How to rebuild hydraulic cylinders on Case tractorgreenspun.com : LUSENET : Countryside : One Thread
The seals in the hydraulic steering cylinders of my Case 430 tractor have started leaking so badly that they can no longer be ignored. I have tried to disassemble them as per the factory manual but the piston doesn't just slid out of the cylinder they way they describe. There appears to be an internal metal-to-metal stop or detent. It may be the piston running up against the back of the cylinder seal but I am reluctant to apply much force to the situation as it at least works the way it is now and may not work if I break or bend something. The dealer and his mechanic are no help. I don't think that either one of them was alive when this tractor was built. Thanks for the attention, John and Pat.

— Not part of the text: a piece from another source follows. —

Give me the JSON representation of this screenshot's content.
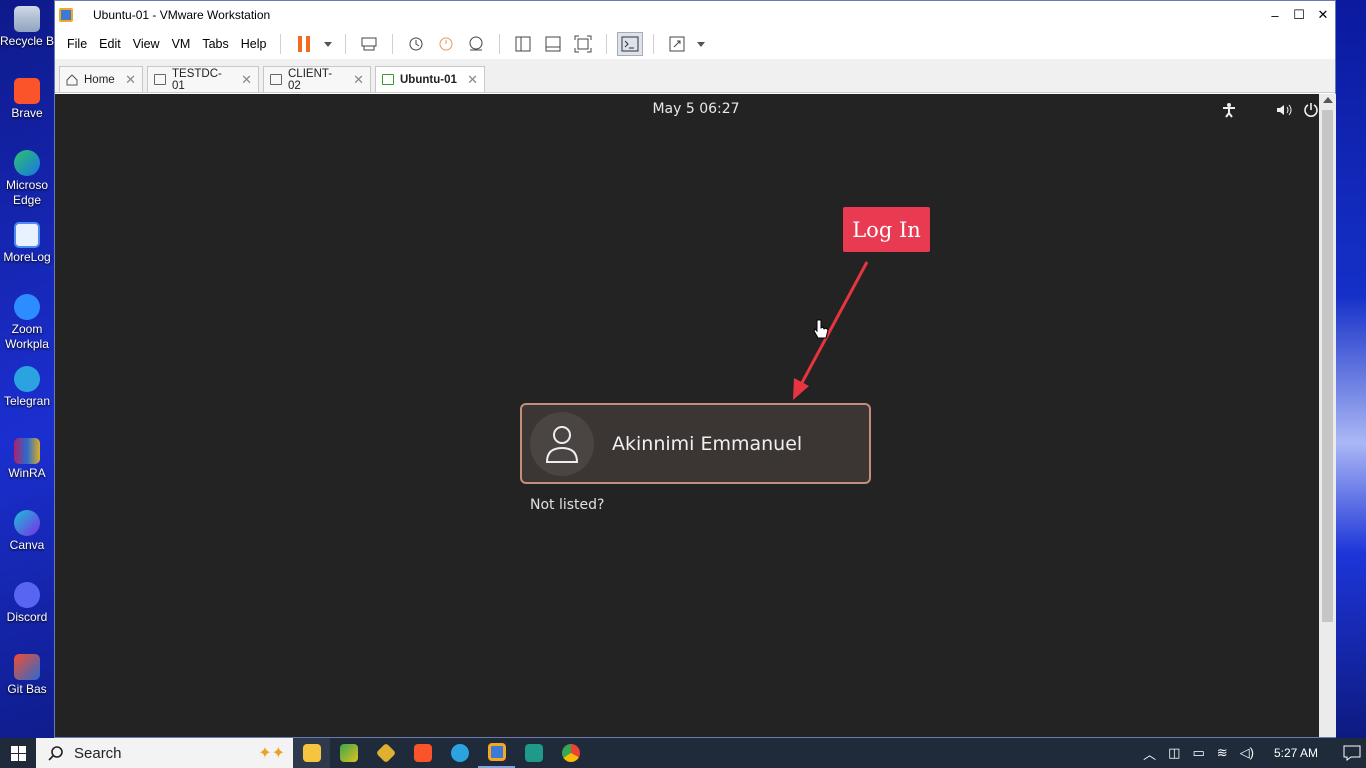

-- john and pat james (firstname.lastname@example.org), January 09, 2000
If you could supply some more information and let us know what part of the country you live in we may be able to help. We farm with all 1950's era Case equipment and do all our own repair and maintenance work. Your tractor should have been made from 1959-1963. If we cannot help you directly, we have a number of friends countrywide that are Case enthusiasts and we're sure we can hook you up with someone that would be of assistance.
-- Gary & Polly Sergel (email@example.com), January 09, 2000.
You could also try posting your question at the Case Tractor Discussion Forum. They focus on the older models. I'll try to put the web address here:
(that is a number 1 after wwwboard)
-- Kim (firstname.lastname@example.org), January 10, 2000.
There could be several reasons for your probelm, with more info I could better advise you. Common probelms include bent rods, the inside of the barrel being "burred up" towards the end, especially if any kind of snap ring is used, or even that the barrel was crushed inwards(a few thousands is all it takes). I work primarily on Ford and Deere tractors, so I'm not sure on the exact construction of that cylinder. In the past I've had to beat out the rod with a bar and sledge hammer, I've heated barrels to get them to expand, and to remove internal burring a dremel tool or pneumatic die-grinder. I'd bet that all the parts may well still be available, especially the packings, which must be installed with care(and vasoline). Heatings up the packings(not the o-rings, if used) in vegatable oil helps to install them.One other thing, on backhoe cylinders, I've even had to chain the rod to one tractor, the barrel to another, and have a tug-of-war. Since I do have my own business, and this is such a sue-happy society we live in, remember, I'm not recoomending anything here, just what I've had to do in the past. Good luck, and feel free to contact me for more "info".
-- Paul White (email@example.com), February 02, 2000.